Brief —
Extract each line holding the word "comments" from the entries.

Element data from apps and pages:
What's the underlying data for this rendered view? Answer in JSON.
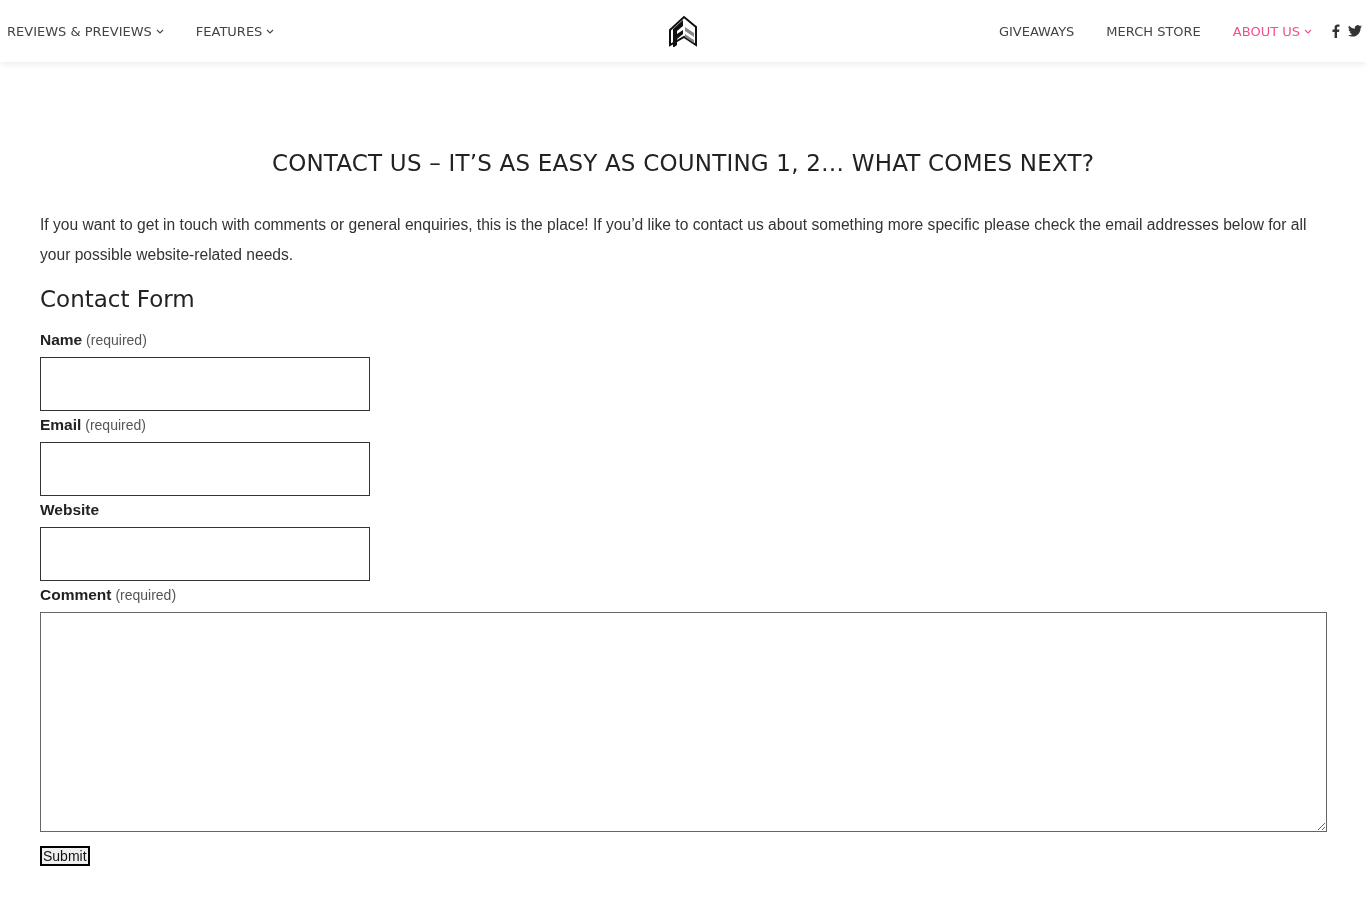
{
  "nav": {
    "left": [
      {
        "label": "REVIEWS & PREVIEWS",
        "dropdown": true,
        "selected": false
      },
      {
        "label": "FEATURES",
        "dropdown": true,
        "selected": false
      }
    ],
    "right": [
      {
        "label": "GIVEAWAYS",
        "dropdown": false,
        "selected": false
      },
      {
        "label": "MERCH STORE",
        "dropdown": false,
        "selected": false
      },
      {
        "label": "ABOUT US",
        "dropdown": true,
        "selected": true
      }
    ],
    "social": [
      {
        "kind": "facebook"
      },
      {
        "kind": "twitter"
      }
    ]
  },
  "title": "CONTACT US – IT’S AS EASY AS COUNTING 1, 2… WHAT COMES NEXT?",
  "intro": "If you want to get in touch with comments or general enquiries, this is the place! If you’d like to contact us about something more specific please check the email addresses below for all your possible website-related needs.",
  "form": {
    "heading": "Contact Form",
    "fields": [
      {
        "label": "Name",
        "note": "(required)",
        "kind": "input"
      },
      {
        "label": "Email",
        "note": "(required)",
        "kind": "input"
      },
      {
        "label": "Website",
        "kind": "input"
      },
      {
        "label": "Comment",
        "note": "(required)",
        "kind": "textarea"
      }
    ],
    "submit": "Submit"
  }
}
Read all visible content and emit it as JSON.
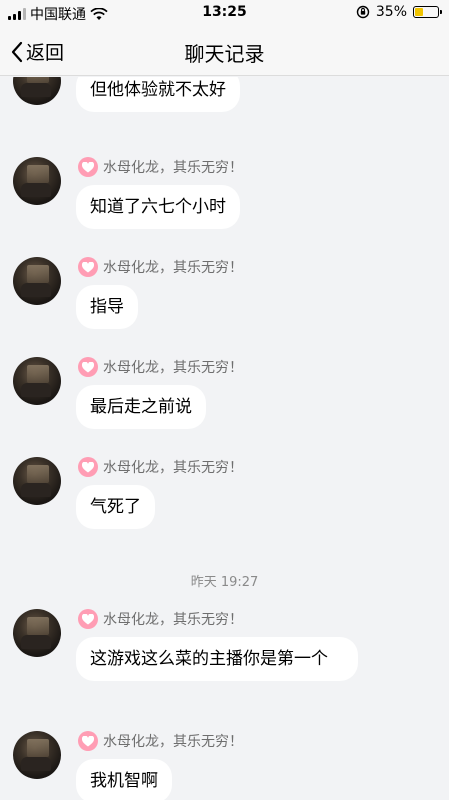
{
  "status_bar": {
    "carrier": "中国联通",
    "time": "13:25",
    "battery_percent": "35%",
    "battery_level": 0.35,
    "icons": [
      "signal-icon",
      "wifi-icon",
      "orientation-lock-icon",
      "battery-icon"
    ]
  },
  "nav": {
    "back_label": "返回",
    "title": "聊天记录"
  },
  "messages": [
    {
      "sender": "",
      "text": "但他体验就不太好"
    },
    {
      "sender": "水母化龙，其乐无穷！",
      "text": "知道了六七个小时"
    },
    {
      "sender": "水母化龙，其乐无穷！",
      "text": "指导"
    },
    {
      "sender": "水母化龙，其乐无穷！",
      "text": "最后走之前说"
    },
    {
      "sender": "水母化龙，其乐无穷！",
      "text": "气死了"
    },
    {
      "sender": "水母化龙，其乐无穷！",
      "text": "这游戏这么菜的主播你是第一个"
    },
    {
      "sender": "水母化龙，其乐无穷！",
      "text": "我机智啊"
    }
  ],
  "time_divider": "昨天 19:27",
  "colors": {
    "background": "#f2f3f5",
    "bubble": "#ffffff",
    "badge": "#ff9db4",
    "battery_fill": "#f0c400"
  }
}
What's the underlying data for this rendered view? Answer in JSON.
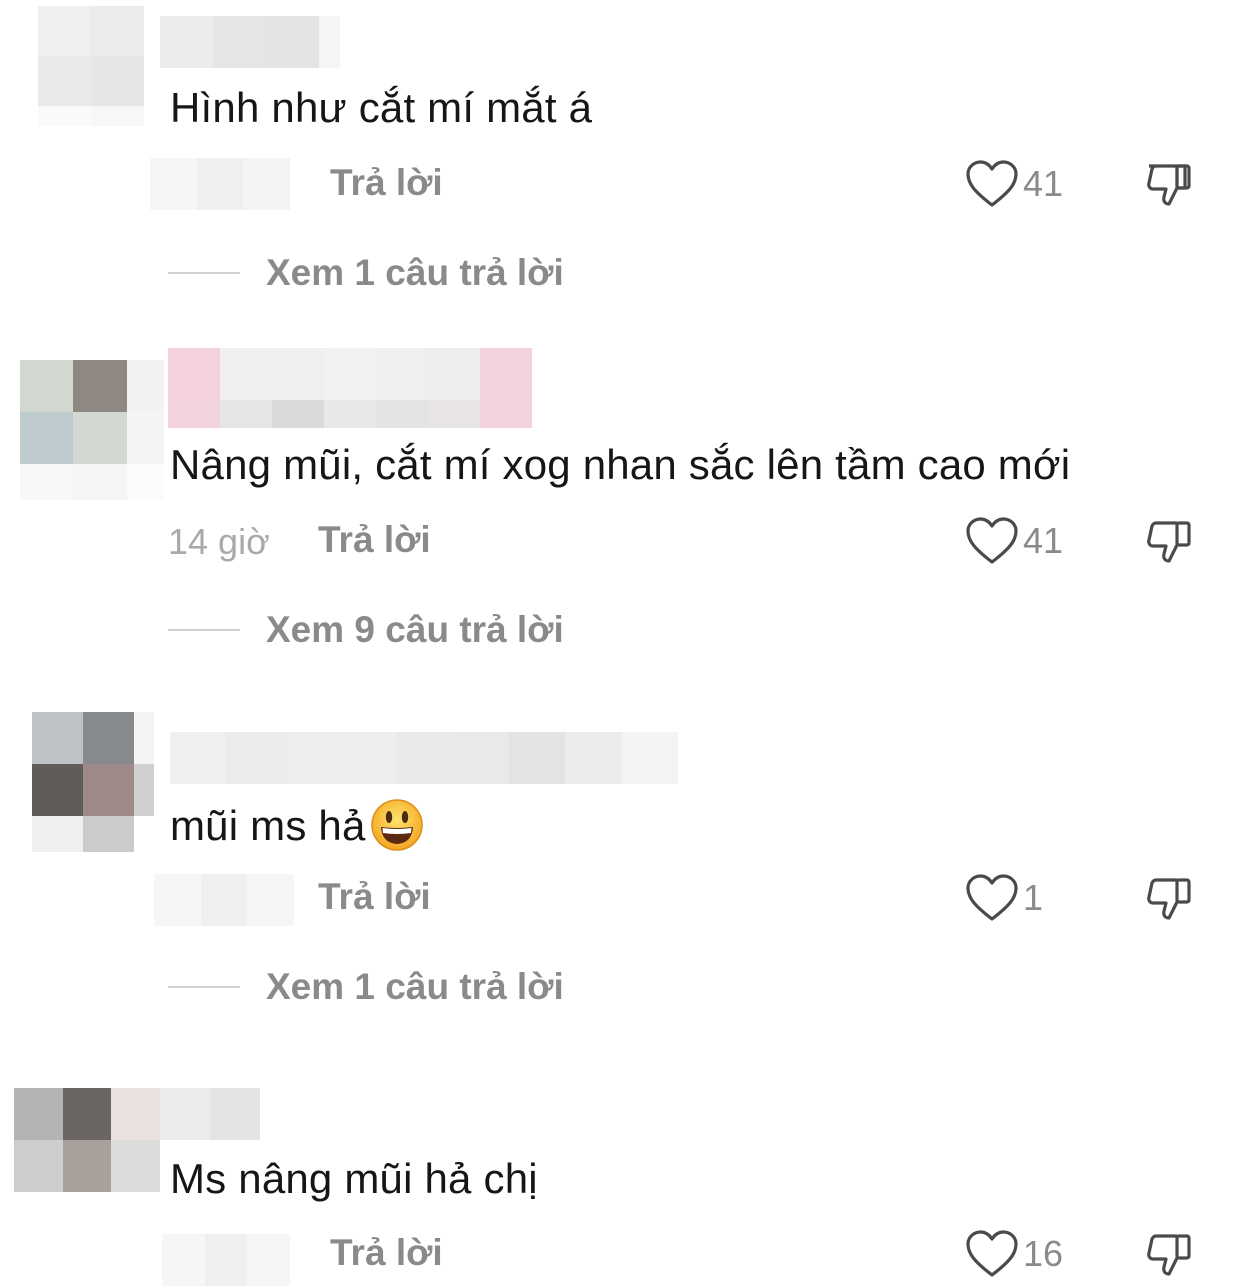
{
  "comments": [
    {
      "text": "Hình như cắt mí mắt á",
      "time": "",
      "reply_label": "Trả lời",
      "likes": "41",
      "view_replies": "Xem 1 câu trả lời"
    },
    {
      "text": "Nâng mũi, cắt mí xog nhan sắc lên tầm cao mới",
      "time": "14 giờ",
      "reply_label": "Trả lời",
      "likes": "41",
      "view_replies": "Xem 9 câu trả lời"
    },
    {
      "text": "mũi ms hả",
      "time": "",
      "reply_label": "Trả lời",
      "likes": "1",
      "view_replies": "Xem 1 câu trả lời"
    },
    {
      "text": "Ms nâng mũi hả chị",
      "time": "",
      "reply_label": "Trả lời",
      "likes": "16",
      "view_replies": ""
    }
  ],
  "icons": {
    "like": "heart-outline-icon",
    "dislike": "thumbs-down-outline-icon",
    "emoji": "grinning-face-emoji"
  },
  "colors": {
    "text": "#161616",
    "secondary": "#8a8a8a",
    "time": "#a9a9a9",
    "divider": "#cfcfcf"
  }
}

Result for this task —
  "intro": "If you want to get in touch with comments or general enquiries, this is the place! If you’d like to contact us about something more specific please check the email addresses below for all your possible website-related needs.",
  "comments": [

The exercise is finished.